Once again, I feel it necessary to stray from food and talk a little about that top space on the food guide pyramid.
Chocolate come from cacao beans—another bean that has to be imported from the far reaches of this planet to be processed and made into either Hershey’s milk chocolate on one end—with only about 11 percent being made of pure cacao—or on the other side of the spectrum a dark 85 percent cacao bean bar from Lindt.
Just like coffee, chocolate is best served up dark–brutally dark. Milk chocolate is mostly milk and sugar so if you want to try something that is really the essences of the cacao bean, it has to be dark. In terms of percentage of cacao, I go for the 70’s, 80’s and above for mine. A good dark chocolate won’t be unpalatably bitter. Start at a classic dark, usually 54 percent and work your way up as high as you can go.
The aforementioned Lindt line, called Excellence, is a great example of a very dark chocolate that isn’t overwhelming in any dimension but endlessly complex and delicious. You’ll find those in the chocolate isle at the grocery store. My mother even credits 85 percent chocolate bars for helping her lose weight!
Chocolate, along with coffee and wine make for great pairings with all sorts of foods and drink. A deep red wine and a dark chocolate, perhaps with raspberries will hit the palate in a combination of flavors and textures like acupuncture for the tongue.

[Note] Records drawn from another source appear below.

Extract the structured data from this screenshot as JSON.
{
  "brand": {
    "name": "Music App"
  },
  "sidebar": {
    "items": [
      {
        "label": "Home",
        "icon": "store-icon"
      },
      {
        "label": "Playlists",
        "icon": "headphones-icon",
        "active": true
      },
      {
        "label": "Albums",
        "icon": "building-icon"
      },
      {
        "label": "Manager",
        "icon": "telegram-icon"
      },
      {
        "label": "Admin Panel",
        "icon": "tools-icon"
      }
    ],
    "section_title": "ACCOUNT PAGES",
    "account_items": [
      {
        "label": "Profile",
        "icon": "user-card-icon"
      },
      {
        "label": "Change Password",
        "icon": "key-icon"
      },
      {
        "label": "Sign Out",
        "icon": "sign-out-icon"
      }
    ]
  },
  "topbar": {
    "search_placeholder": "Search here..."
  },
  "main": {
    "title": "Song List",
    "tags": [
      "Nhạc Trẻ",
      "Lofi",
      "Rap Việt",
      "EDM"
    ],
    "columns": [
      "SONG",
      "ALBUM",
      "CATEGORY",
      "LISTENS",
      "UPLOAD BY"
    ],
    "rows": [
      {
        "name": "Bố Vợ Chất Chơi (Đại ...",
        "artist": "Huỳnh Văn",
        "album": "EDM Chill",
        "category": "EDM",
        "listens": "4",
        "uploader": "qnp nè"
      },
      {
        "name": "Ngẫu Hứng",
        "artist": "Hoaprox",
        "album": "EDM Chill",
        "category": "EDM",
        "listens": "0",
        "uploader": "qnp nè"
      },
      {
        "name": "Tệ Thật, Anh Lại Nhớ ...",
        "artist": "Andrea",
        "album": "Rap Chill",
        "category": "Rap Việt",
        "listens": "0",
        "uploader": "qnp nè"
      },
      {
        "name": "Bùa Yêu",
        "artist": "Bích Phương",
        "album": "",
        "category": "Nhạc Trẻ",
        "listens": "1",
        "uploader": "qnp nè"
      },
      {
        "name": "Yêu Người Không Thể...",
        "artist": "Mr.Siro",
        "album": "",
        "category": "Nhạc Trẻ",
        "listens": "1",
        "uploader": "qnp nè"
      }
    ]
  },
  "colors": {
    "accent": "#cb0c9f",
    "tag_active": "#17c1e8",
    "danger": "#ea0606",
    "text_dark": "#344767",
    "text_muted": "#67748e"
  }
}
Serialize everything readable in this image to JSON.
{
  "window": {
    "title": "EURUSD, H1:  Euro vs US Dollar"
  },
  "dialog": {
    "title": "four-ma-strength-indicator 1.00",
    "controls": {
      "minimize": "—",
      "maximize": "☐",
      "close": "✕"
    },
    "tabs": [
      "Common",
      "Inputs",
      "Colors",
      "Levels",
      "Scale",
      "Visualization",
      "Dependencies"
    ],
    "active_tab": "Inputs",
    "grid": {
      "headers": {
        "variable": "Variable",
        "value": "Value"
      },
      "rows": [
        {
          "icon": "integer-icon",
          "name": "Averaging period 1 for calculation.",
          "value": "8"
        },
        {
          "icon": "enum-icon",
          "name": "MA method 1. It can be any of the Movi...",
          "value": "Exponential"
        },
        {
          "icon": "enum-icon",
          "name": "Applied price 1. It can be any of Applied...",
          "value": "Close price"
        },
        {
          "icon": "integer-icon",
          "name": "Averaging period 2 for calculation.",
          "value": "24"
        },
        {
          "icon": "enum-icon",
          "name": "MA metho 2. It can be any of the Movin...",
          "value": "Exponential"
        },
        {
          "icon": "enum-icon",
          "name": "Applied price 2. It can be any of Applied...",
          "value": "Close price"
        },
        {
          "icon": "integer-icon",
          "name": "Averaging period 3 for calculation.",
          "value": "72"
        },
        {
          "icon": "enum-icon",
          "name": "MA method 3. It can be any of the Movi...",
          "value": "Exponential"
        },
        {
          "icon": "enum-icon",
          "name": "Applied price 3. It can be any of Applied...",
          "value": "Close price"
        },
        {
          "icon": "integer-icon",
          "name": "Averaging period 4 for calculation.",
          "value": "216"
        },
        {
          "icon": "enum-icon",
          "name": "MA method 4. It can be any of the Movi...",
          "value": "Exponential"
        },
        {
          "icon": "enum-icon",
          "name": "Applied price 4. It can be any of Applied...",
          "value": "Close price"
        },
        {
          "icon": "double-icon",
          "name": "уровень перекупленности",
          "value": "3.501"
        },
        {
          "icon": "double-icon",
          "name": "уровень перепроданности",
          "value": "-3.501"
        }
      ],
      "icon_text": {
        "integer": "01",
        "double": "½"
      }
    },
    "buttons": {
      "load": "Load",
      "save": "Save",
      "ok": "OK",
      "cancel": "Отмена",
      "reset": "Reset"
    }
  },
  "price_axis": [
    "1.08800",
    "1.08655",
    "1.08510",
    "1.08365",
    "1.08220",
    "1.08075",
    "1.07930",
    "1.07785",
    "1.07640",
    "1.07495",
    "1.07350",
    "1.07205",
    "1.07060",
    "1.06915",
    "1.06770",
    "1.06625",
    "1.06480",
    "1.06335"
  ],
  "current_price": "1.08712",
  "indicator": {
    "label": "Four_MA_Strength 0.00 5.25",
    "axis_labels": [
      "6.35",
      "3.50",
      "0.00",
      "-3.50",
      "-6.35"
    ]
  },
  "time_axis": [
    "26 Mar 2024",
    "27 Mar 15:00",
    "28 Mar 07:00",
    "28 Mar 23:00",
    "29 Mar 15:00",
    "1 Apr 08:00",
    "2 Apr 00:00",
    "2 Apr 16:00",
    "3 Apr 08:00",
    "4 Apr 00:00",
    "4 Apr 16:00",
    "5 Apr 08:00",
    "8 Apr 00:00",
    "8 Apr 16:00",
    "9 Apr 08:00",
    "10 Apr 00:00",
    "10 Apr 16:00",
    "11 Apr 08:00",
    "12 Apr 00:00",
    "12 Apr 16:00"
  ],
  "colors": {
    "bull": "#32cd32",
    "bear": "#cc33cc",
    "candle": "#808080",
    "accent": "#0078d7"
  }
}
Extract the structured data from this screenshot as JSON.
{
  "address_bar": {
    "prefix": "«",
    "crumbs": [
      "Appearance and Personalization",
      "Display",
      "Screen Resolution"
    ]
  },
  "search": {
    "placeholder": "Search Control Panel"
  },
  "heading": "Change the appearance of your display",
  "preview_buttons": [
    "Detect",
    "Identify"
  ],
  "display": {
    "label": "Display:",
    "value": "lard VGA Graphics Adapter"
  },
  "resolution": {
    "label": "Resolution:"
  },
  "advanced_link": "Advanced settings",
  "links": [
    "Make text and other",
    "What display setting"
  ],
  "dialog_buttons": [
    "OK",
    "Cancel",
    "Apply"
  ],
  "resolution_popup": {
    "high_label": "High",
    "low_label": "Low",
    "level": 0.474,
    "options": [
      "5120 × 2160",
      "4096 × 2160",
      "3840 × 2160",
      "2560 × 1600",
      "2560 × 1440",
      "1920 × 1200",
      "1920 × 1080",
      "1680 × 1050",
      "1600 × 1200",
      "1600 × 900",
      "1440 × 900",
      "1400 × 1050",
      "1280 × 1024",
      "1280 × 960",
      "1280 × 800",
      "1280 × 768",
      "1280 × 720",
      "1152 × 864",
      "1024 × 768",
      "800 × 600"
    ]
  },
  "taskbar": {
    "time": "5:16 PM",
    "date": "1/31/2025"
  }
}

When we conjure up images of chocolate, what usually comes to mind is a sweet, fun, childish candy to be eaten to the point of stomachache. We think of chocolate bars, brownies, chocolate chip cookies, chocolate cake with chocolate icing, or chocolate milk but the uses for cocoa powder—the refined version of the cacao bean without the part which is fat or cocoa butter—spread well beyond traditional sweets.
Next time you make tacos or black beans with spicy foods, add a generous portion of cocoa powder. It will give dishes especially beef but really anything spicy or Mexican a little more complexity. Mole sauce anyone? Cincinnati chili is made with cocoa powder as one of the primary ingredients.
“Okay I’m convinced. Chocolate is something special. What do you recommend, David? What’s the next step? Where do I go? You’re so handsome.”
Your first stop has to be For the Love of Chocolate in the heart of Carytown in the shops at Cary Court. My former employer, as a matter of fact, For the Love of Chocolate stocks the shelves to the ceiling and beyond with anything chocolate or candy related.
Whether you’re looking for a serious chocolate bar with a high cacao percentage or a rare fair trade African chocolate mixed with hot peppers or even if you just want something fun and sweet that will make your kids hyper so they will pass out, For the Love of Chocolate has you covered. The staff is knowledgeable and will point you in the right direction. Mention my name and you might get a discount!
How about a local business that actually makes chocolate? Gearharts Chocolate in the near west end at Libbie and Grove makes upscale designer chocolates. Originally from Charlottesville, Gearharts uses fine Venezuelan cacao and has been rated one of the “Top 20 Artisan Chocolatiers” by Chocolatiers Magazine. I can’t say that I’ve visited Gearharts but I will soon.
Again, Richmond holds her own for selection at For the Love of Chocolate and even offers something uniquely Virginian with Gearharts. So get into some real dark chocolates. Understand and appreciate the complexity and properties of this second rare, bitter bean that you only think you know so well.
By David Mattera
Related articles by Zemanta
- Top 10 Most Expensive Desserts (toptenz.net)
- Kids Eat Free at Chipotle (richmondforkids.com)
- Concession Obsession: Cotton Candy (drivinganddining.com)
- Caffespresso – Old World on Gaskins Road (richmondvapresents.com)